I find the distinction between 匹 and 頭 is rather tricky, because it is based on the size of the animal in question, and size is very relative and varies greatly among animals, even within the same species. And unfortunately there doesn't seem to be comprehensive list on which animal goes with which counter.

So when you look at an animal, how do you determine which counter to use?

Is it based purely on size or on collocation (or conventional usage if you will)? Roughly speaking, how big is "big" and how small is "small"? And if it's usually based on collocation, how do you expand the rule of thumb to unfamiliar animals, like say a capybara, a python or a binturong? Do all breeds of dog go with 匹? What about huge ones like the St. Bernard? Does "two piglets" use the same counter as "two grown pigs"? From what I've Googled, kangaroos seem to go with 匹 even though lots of them are so big they can easily knock a grown human out.


2 Answers 2


Roughly speaking, an animal bigger than a human being is "big". As for St. Bernard and kangaroos, both 匹 and 頭 are fine. We usually use 頭 for lions, but using 匹 for a baby lion is fine. In certain scientific contexts, 頭 is preferred regardless of the size.


Here's a thing about language in general: When there is a case statement like this one, it is almost never based on a hard and fast rule. It's not like "If an animal is 5'1" tall then it's an A, if it's less than 5' then it's a B", because usually a) it doesn't matter and b) nobody is actually going to check your math. The general rule of thumb should be: When you think of the case in question, do you associate that image with A or with B? For example, if I think "dog", I usually think of a small animal. When I think of "bear", I usually think of a big animal. Therefore, for dog I would use 匹 and for bear I would use 頭, even when talking about a small bear or a large dog. Babies of large animals are, of course, a special case.

  • I'm not asking a specific rule, I'm sure there's no such thing. We're talking about a language that classifies "rabbits" into the same category as "birds". Hence, the "roughly speaking" part. Specific math, no. Rough math, yes, not as in "is 5'1"" (whatever that means), but as in, for example, larger than an average grown adult, or maybe "around*/*smaller*/*larger 5'1"". Apr 10, 2019 at 15:55
  • "Association" only works to a point, because more people are aware of animals they don't see in their homeland on a daily basis, the harder it is to determine what is "usual" because nothing could be both unfamiliar and "usual". Like for example, how would you "usually" think of kangaroos? I'd argue they're "usually" big, but as I said, from what I've Googled, some "kangaroos" could be "usually" small. I've read somewhere that service dogs may go with 頭 instead, so the "usual" rule may not be that convincing.

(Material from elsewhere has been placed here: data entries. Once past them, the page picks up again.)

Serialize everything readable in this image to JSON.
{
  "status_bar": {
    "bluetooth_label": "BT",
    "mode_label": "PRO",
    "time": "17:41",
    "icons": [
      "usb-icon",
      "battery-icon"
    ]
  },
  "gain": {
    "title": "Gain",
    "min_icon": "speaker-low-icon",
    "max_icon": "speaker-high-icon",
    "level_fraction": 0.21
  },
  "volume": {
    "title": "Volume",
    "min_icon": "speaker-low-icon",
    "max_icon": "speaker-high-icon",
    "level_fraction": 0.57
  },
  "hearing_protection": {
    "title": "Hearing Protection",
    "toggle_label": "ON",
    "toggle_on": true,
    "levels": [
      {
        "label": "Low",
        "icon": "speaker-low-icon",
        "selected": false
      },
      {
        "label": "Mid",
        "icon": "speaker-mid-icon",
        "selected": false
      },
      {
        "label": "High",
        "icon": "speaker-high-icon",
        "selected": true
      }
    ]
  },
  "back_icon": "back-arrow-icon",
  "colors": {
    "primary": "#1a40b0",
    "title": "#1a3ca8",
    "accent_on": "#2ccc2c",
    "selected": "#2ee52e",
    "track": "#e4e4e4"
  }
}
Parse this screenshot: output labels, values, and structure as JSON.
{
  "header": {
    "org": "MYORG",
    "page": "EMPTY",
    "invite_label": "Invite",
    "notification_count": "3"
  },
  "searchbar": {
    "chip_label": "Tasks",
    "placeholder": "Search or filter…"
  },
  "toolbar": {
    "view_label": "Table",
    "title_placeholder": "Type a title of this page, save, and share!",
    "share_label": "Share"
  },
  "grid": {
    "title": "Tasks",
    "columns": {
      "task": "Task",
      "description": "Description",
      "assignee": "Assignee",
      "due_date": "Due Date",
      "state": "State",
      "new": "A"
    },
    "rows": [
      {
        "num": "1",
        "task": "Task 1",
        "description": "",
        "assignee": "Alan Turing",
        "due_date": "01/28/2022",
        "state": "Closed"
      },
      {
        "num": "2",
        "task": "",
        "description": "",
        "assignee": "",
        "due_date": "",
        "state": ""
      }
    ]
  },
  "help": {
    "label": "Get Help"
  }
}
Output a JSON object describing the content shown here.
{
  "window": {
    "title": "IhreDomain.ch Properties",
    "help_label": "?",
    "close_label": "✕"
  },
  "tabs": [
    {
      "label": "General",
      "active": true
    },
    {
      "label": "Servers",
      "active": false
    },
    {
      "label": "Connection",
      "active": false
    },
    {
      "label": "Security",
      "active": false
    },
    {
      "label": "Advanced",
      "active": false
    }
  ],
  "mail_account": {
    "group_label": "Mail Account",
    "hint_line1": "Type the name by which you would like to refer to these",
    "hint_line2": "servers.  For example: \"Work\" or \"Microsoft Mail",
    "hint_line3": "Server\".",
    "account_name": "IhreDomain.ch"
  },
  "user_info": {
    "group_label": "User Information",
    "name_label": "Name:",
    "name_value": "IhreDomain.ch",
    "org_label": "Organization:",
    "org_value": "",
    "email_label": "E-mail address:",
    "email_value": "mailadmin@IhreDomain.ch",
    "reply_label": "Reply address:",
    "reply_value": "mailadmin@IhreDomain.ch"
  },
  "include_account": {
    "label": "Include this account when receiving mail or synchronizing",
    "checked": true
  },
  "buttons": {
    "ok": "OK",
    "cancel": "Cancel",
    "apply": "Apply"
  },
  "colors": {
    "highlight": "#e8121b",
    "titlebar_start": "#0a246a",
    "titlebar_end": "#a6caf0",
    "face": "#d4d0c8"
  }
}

Apr 10, 2019 at 16:00
  • Therefore, I think it's a combination of both: actual size (big, small, whatever) and conventional use (or "usual association" use if you will). However, I'd like to know if there's a way to go beyond "usual", because like I said, there are tons of things that can't be "usual". And even among things that can be called "usual", there are smaller "usualnesses", as in the cases of baby animals, for example. That's why I'm asking this question. Apr 10, 2019 at 16:03
  • Also, you may think of it as "usual", but to make anything "usual" to yourself you'd need quite some extensive understanding of the animal in question. For example, when you first look at a binturong, something you've never seen before, would you bother to research to know what their "usual" size (adult, infantile or otherwise) is, or would you just use the size of the binturong you're looking at? Apr 10, 2019 at 16:11
  • @Vun-HughVaw Personal anecdote: When I began learning Japanese (I'm not a native Japanese speaker), when we learned counters in class, 匹 was among the first ones we learned; 頭 was not. Therefore, when in doubt, I would think that the default should be 匹.
    – Ertai87
    Apr 10, 2019 at 18:05

You must log in to answer this question.

Not the answer you're looking for? Browse other questions tagged .